“It’s very common to hear the phrase ‘It’s just a piece of dirt but it’s a piece of me.’ How many pieces of yourself can you lose before you no longer believe in staying alive?”
“Be bold and ask, ‘I notice you aren’t being yourself lately. Have you thought about killing yourself or harming yourself?’” advised Jami Dellifield, an Ohio State University Extension Educator, in 2018. “Sometimes that’s enough to shock people into realizing they haven’t been acting like themselves.” In this article, Dellifield shares what to do if you're worried about a family member or friend who may have a mental health illness or be at risk for suicide or harm. The end of the article also has resources available for individuals who may need them.
1985 (The Des Moines Register) - The aftermaths are similar: The families are trying to bring in the harvest. Men bring combines to help. Women bring cakes, pies, casseroles. For all of them, there are lingering doubts about their way of life.
Gordon Geiken’s friend, Marlin Jorgensen, sat in his pickup truck at 9 p.m., taking a break from harvesting beans.
“I suppose that everyone who knew Gordon has gone through an emotional roller coaster. Is this occupation worth it? Is the stress that it creates a necessary thing for anyone to put up with?” he said.
Zeke Johnson of rural Garrison, the man who got Gordon Geiken started in farming when he took him on as a hired hand, plunked himself down in a restaurant booth after bringing his crop in to the elevator.
“It makes me feel bad ‘cause I started him up in farming, and I carried him to his grave,” he said.
Sitting in his office near the Eldora courthouse square, Bill Dunn remembered Marvin Reed. “Agriculture is in a bad way and hopefully, we’ll come out of it,” Dunn said. “People like Marvin would be in the forefront of trying to get a better thing for the farmer.”
Dennis Meeker sat in a Holiday Inn lobby across from the factory where he works.
“I’m angry for farming being the way it is,” he said. “And I’m angry at Steve for doing what he did. I’m angry at myself for not tending to my own brother.”
Then Dennis broke down. As if to pray, he cupped his hands.
The hands that no longer farm the land and raise the hogs.
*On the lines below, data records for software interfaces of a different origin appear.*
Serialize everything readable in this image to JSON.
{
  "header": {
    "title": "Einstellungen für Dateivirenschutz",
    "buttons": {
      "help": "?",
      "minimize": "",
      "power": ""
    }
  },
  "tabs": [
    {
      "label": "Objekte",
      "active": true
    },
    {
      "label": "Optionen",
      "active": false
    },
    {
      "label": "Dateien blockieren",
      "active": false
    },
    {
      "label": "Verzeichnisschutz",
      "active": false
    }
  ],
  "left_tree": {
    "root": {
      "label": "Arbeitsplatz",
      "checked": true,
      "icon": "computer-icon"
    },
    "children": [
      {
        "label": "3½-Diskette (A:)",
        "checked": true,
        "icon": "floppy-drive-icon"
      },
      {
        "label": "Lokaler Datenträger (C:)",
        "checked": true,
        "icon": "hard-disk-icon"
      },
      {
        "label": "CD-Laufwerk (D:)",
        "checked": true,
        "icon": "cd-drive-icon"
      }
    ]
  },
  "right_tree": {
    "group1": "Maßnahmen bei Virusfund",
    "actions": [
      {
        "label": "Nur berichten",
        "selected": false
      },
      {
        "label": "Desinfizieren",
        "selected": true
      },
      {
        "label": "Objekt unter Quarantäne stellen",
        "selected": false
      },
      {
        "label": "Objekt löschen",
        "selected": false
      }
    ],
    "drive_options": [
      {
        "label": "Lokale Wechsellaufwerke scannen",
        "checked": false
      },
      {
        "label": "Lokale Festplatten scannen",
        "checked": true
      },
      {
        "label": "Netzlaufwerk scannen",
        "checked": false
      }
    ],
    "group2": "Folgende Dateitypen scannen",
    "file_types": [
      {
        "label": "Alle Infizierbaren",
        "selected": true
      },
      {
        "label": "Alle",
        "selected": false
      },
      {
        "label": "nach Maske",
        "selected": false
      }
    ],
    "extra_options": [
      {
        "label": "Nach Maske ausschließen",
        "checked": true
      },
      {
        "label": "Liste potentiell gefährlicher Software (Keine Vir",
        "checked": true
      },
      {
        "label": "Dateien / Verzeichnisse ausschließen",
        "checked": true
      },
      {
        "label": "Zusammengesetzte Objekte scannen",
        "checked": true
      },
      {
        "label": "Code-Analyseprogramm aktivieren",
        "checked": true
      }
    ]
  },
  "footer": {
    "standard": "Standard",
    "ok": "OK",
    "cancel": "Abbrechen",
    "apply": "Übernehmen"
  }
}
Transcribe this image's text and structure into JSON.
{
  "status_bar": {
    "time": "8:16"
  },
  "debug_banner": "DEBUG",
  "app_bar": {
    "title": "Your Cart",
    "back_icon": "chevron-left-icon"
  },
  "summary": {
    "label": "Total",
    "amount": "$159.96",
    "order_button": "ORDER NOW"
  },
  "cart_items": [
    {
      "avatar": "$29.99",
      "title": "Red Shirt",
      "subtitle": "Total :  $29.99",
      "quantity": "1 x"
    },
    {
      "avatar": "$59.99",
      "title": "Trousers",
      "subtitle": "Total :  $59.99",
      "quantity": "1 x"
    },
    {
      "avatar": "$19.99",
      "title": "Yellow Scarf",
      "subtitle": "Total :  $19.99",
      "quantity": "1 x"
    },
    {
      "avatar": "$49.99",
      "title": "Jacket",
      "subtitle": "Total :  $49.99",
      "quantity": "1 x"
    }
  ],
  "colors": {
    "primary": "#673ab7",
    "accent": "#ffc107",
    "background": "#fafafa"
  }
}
The hands that now assemble electric fork trucks in a factory. The hands that carried his brother to his grave.
He bowed his head in those hands and wept.